9And Jacob said, O God of my father Abraham, and God of my father Isaac, the LORD which saidst unto me, Return unto thy country, and to thy kindred, and I will deal well with thee: 10I am not worthy of the least of all the mercies, and of all the truth, which thou hast shewed unto thy servant; for with my staff I passed over this Jordan; and now I am become two bands. 11Deliver me, I pray thee, from the hand of my brother, from the hand of Esau: for I fear him, lest he will come and smite me, and the mother with the children. 12And thou saidst, I will surely do thee good, and make thy seed as the sand of the sea, which cannot be numbered for multitude.
Jacob was afraid. And he approached Esau fearfully. He sent over presents. And then he sent over his family. And then he stayed alone and prayed. Genesis 32: 24
24And Jacob was left alone; and there wrestled a man with him until the breaking of the day. 25And when he saw that he prevailed not against him, he touched the hollow of his thigh; and the hollow of Jacob’s thigh was out of joint, as he wrestled with him. 26And he said, Let me go, for the day breaketh. And he said, I will not let thee go, except thou bless me. 27And he said unto him, What is thy name? And he said, Jacob. 28And he said, Thy name shall be called no more Jacob, but Israel: for as a prince hast thou power with God and with men, and hast prevailed. 29And Jacob asked him, and said, Tell me, I pray thee, thy name. And he said, Wherefore is it that thou dost ask after my name? And he blessed him there. 30And Jacob called the name of the place Peniel: for I have seen God face to face, and my life is preserved.
This is the image that Jeremiah used to speak of the anguish of God’s people before they are delivered. They remember God’s promises, but are still afraid. They peer into the darkness, but have no light. They think back on all that has happened to them, but they have no assurance.
And yet God says they are sealed. God says they are protected. God says his angels are with them. It goes to show that you can’t trust your feelings, and what you see, and what you think. We will have to live then, as we live now, by faith alone.
But let me reiterate the important point. And I conclude with this. God remains with them. God has not abandoned them. God’s shield is above them. Jesus said, “I will never leave you nor forsake you.” “I am with you always, even unto the end of the world.” The angels will care for them and protect them, according to the promise of the Psalm. Their enemies will not triumph over them. And then will come the great final act. Then Jesus will deliver his people, as we read in Daniel 12, he will deliver them from the hand of their persecutors. The light of his glory will pierce through the darkness and the clouds of gloom and destruction and of doubt. Then they will see what Paul described in 1 Thessalonians 4,
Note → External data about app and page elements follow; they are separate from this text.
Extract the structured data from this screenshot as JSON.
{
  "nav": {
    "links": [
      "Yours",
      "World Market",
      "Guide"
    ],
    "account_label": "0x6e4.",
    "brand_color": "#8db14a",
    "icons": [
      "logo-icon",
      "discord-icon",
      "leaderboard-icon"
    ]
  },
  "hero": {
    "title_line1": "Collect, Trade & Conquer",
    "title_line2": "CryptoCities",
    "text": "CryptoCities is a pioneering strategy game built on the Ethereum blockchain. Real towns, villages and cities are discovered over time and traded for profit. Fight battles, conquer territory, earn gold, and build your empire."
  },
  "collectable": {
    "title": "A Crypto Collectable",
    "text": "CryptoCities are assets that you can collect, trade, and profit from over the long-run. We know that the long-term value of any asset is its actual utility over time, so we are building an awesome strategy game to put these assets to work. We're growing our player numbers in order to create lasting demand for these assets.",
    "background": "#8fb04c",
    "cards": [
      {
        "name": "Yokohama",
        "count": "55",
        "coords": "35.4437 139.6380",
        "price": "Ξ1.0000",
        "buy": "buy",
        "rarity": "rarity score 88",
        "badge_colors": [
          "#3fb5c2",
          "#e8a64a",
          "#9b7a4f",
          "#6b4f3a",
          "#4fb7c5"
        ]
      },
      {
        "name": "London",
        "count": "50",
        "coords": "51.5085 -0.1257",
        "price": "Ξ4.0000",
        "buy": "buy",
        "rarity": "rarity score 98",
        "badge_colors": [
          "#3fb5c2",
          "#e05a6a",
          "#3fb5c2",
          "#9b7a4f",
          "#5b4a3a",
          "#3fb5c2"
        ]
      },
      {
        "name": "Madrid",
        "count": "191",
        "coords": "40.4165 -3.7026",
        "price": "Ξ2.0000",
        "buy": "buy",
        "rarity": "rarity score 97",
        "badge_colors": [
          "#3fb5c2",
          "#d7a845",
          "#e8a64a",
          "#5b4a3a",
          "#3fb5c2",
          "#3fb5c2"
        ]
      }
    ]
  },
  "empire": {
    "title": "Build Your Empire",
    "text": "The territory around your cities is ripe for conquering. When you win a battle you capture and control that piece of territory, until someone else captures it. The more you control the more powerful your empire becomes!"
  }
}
“16For the Lord himself shall descend from heaven with a shout, with the voice of the archangel, and with the trump of God: and the dead in Christ shall rise first: 17Then we which are alive and remain shall be caught up together with them in the clouds, to meet the Lord in the air: and so shall we ever be with the Lord.”
That promise is what will get us through those dark days. That promise can sustain us now. The world is growing darker. The storm is about to break. But the day is drawing near.